Money also serves as a standard of deferred payment. People don't value money for its own sake; rather, people value money because they can use it to buy goods and services. Money represents a promise: if you accept this money, you can redeem it for goods and services that you value (In Ayn Rand's novel "Atlas Shrugged," her character Francisco d'Anconia explains this eloquently). Unless we are compelled to accept it by force, we accept money based on our faith in others to accept the money in exchange for future goods and services.
Money emerges naturally; it is an inevitable consequence of what Adam Smith called our "propensity to truck and barter." As a social phenomenon, money emerges because it helps people with different preferences, abilities, and beliefs cooperate. Consider Robinson Crusoe shipwrecked on an island. He just so happens to have fishing equipment and therefore is able to eke out a meager living catching fish. He covets the coconuts that he sees at the tops of the coconut trees on the other side of the island, but he isn't a good enough climber to actually reach the coconuts.
One night, there is a terrible storm. While walking about, Crusoe discovers that the storm has deposited another shipwreck victim (Friday) on the side of the island where the coconut trees are. Unlike the slow and plodding Crusoe, Friday is an expert climber who is able to get the coconuts out of the trees with ease.
Crusoe senses an opportunity. He offers to trade Friday some of the fish he has caught for some of the coconuts Friday has gathered. Friday politely declines, though, saying that he is a vegan (and showing that he is willing to stick to his principles even in these dire circumstances).
Crusoe is out of luck- for now. A week later, a plane crashes onto the island. The plane is piloted by Sawyer, and it carries a large supply of vegan peanut butter. Crusoe finds a new way to get the coconuts he wants. He trades fish to Sawyer for peanut butter, and then he trades the peanut butter to Friday for coconuts.
We have just witnessed the emergence of a monetary economy with, in this case, peanut butter serving as the monetary commodity. Peanut butter is valuable because it's tasty and nourishing, but in this case, it also takes on value as a medium of exchange. Peanut butter emerged as money in this case because it solved a problem called the problem of "the mutual coincidence of wants" (sometimes called "the double coincidence of wants"). Without something to serve as money, Crusoe and Friday would not have been able to cooperate because while Friday had what Crusoe wanted, Crusoe didn't have what Friday wanted. Since Crusoe was able to get vegan peanut butter, he was able to trade with Friday.
Foodstuffs don't make good monetary commodities because they eventually go bad, they might be hard to transport, and they might not be homogeneous. Over time, metals like gold and silver emerged as monetary commodities because they were durable, homogeneous, and divisible; they were also in high demand and limited supply for other uses (like ornamentation). Hence, gold and silver tended to emerge as money.

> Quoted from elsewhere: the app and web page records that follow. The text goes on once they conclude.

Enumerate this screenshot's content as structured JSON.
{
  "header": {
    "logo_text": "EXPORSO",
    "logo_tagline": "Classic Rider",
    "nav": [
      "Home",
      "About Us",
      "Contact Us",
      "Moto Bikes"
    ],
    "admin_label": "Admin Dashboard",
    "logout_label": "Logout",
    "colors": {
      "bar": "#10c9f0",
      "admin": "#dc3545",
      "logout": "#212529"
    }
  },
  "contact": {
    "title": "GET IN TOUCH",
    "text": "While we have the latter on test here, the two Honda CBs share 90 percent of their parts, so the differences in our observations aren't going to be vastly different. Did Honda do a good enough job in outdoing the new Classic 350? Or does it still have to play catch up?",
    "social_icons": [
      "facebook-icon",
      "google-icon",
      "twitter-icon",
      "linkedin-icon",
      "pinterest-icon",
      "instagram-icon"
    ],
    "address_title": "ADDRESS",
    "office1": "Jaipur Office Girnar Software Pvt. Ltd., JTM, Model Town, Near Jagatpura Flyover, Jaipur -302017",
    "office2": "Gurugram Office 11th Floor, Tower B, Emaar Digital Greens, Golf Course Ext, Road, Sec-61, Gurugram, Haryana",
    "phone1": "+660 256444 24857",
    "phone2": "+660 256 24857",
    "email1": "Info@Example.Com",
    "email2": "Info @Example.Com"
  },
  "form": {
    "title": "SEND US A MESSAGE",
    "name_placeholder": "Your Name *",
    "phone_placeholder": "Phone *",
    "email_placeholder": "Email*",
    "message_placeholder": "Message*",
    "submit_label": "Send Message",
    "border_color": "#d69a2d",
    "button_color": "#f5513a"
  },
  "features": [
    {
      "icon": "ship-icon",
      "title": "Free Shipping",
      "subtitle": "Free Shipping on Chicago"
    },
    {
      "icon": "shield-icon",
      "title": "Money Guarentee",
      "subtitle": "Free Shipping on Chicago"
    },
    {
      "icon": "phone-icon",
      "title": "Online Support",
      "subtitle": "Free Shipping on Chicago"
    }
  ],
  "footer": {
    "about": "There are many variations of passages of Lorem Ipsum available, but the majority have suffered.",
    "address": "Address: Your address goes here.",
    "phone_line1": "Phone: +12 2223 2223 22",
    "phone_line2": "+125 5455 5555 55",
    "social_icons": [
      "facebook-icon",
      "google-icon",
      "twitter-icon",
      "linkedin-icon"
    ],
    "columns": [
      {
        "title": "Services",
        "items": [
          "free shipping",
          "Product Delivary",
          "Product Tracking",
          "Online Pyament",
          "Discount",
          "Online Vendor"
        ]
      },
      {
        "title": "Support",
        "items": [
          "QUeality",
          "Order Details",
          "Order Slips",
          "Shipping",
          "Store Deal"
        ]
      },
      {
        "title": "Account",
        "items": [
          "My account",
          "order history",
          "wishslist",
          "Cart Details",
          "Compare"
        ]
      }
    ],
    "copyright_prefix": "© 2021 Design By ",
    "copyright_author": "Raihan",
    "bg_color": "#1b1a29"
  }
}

Eventually, commodity money (gold and silver) was replaced in circulation by money substitutes, which were bank certificates that could be redeemed for gold and silver. Even further along, competitive issue of banknotes backed by gold and silver was replaced by government monopolies on note issue and, eventually, a decoupling of commodities and media of exchange altogether. We will explore these phenomena and their implications and challenges in greater detail in the next article.
This article is also based on textbook discussions of money as well as conversations in my Principles of Macroeconomics class at Samford University's Brock School of Business.